Before we even get into the structure of Amy Shumer’s Trainwreck, I want to start by talking about the inception of the movie, and how it came to the screen.
Oftentimes if you’re an emerging screenwriter, it’s easy to imagine that the professionals must totally know what they’re doing, write one draft and it magically comes to fruition.
But the truth of the matter is that Amy Shumer’s process on this screenplay was very similar to the process that a lot of you go through.
Writing a great screenplay does not happen overnight. This screenplay took Amy years and many drafts to write. And interestingly it started off as a completely different movie.
Judd Apatow tells a story about working for about nine months with Amy on a completely different version of the film. And then one day the two of them realized that this wasn’t the story they really wanted to tell.
And Judd Apatow told Amy Schumer, despite all the work they’d put into the draft, that he was really more interested in those personal stories that she was telling when he first heard her jokes. When she was talking about her father and his real experience with M.S. and what that real relationship looked like.

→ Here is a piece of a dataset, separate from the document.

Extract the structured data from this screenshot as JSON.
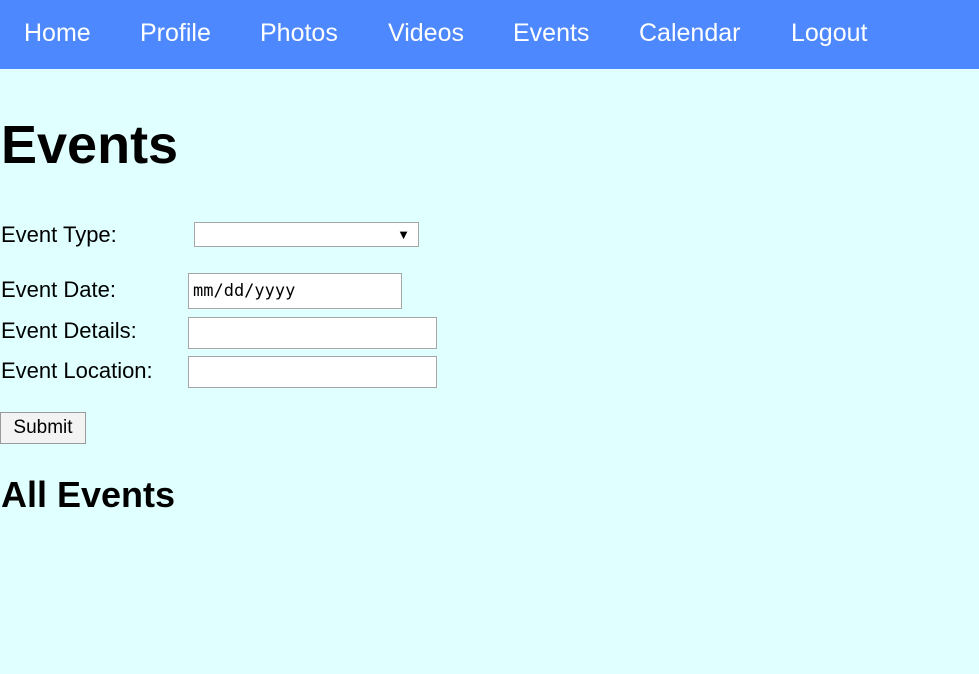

And so, eight or nine months into the process, Amy Schumer completely reconceived the movie, refocused what it was really about, and made it personal.